As a fleet manager, your job is to ensure you have enough trucks and other equipment on the site so your construction project can run smoothly. So how do you get started? An important ability for this job is:
1. Decisions making regarding vehicle acquisition
Constructing a building requires a lot of work and a lot of vehicles to make everything run smoothly. These vehicles need to be the right mix at the right time for all operations in order for the construction project to succeed. Freight trucks carry materials from one location to another. Trailers deliver them accurately where they are needed.
Equipment gets these materials out of trucks and trailers so they can continue on their journey up until reaching the final destination within the new building where they will be put together by hand or machine, or something else entirely!
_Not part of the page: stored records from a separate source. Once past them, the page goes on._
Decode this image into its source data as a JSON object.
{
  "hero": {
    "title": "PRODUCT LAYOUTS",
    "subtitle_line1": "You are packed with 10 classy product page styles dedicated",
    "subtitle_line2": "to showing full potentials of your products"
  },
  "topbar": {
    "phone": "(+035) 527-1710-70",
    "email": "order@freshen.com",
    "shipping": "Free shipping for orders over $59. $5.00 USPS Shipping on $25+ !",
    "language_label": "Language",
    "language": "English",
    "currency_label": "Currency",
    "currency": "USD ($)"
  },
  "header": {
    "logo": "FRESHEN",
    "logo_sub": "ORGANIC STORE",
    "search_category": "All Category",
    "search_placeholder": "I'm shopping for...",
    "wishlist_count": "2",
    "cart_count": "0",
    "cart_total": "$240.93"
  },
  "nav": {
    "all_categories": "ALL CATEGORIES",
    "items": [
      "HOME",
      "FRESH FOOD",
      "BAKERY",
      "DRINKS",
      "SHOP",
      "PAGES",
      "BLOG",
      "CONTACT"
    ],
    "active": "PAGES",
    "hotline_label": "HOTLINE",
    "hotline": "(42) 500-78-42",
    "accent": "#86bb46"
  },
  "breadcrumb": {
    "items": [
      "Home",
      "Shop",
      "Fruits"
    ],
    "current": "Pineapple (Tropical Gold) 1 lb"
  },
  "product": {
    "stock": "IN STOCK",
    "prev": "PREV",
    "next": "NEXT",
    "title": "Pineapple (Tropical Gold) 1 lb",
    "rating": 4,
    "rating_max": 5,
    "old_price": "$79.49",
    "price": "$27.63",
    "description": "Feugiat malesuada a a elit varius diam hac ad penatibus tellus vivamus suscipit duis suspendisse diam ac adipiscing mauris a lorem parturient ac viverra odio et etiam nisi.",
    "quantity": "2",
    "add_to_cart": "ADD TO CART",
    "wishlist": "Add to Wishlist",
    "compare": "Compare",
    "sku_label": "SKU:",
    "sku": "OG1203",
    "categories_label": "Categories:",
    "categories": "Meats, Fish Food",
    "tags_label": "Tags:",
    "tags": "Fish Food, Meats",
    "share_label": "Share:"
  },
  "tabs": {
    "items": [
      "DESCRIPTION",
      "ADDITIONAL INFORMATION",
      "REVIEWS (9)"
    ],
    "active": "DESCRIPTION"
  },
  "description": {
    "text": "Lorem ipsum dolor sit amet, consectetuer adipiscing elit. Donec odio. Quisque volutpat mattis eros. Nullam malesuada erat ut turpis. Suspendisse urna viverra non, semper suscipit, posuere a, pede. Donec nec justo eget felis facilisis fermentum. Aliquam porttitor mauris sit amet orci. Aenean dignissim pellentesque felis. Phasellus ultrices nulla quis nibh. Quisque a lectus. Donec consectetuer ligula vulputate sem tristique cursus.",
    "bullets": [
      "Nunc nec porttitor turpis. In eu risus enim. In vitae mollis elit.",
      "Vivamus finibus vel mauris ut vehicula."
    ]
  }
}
Construction companies need to use their fleet managers wisely but focus on making sure that incorrect vehicles are used during correct times.
2. Management of used vehicles
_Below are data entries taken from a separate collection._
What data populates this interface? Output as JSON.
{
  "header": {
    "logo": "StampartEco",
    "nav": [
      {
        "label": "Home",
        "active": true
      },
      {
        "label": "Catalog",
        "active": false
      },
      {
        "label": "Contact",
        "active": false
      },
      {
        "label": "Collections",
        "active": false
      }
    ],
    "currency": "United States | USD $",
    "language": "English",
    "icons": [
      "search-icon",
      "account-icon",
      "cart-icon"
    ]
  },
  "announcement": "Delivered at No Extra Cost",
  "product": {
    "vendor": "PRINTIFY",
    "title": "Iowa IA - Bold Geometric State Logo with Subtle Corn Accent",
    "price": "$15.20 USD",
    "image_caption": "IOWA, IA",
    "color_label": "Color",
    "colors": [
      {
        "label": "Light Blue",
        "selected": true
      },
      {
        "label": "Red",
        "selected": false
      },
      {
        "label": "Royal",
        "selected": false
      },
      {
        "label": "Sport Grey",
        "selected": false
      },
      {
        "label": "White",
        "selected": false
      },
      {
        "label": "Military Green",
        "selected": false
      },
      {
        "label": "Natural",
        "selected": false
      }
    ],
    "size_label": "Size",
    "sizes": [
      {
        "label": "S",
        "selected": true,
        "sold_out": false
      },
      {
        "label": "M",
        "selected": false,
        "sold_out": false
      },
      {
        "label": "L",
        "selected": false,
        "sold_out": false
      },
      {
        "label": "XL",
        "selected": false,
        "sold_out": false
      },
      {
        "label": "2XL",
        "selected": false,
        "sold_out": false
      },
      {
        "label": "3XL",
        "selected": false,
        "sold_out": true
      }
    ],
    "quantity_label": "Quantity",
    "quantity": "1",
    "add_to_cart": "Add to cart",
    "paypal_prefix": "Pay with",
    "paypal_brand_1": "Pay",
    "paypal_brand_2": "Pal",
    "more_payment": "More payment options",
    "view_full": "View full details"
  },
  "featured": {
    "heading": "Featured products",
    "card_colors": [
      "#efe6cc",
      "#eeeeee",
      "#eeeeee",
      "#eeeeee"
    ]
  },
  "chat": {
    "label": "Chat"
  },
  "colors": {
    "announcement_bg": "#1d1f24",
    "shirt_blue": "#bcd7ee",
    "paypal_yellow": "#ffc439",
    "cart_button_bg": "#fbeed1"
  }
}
As time goes by, industrial vehicles reach their working age and need to be replaced. The industrial fleet manager must ensure that the vehicles are auctioned off at the best market rate to avoid any loss for the company.
3. Regular analysis of fleet expense and performance reports
To a fleet manager, analysis of reports is a necessity. It helps the manager keep abreast of the fleet’s condition and assists in speedy detection of any pitfalls or downward spiral in performance or finance. For example, fuel makes up approximately 30% of a fleet’s total operating cost; hence, it is important to take accurate data points each day to avoid overspending on fuel which would amount to a great loss over time.
4. Hiring and managing qualified drivers for the fleet comes with varying levels of difficulty
To build a tight team that can work together in harmony, its important to make certain that all the pieces that go into making up your team members are all in place and well-functioning. The manager of a construction fleet is like an orchestra conductor. He must be able to motivate and inspire his team in order to get things done. cohesion is key in orchestras; their success is dependent on all the instruments working together in unison for each piece they play and each project they take on. This means it’s critical for the fleet manager to implement procedures specifically designed for training purposes and strengthen ties between services offered by different companies within the industry, even if they are competitors.
5. Providing drivers and construction vehicles with a safe environment
One way to keep vehicles in working order throughout their lifespan is to regularly service the fleet. This gives the fleet manager ample time to identify problems before they occur, minimizing breakdowns, delays and disappointments. By keeping up with regular maintenance on your fleet, you’ll be able to easily anticipate any problematic situations that might occur with drivers’ driving patterns! Some of these potential problems include speeding, rapid acceleration or any negative impacts on braking. These are important signs that can help the fleet manager so as not to overspend on unfavourable tires for example. GPS systems are also employed because tracking all vehicles at once makes it much simpler when it comes down so deterring vehicle theft for instance!
6. As a transportation supervisor, you have daily responsibilities that include overseeing the proper maintenance and work readiness of vehicles in the fleet.
The construction fleet manager has to create and follow maintenance schedules that help extend the life of the vehicles and preserve their operational capacity. The scheduling can be facilitated by creating an in-house maintenance department or enlisting an independent auto-service outfit. It’s also important to make sure the vehicles meet industry standards for safe operation.
7. Keep your fleet operations organized and your operations running smoothly.
Every project is unique, which means it will need different vehicles to execute the job. For example, some projects utilize bulldozers while others will require more heavy vehicles that can accommodate excavators more effectively. The fleet manager is responsible for deciding where each vehicle should go based on this information.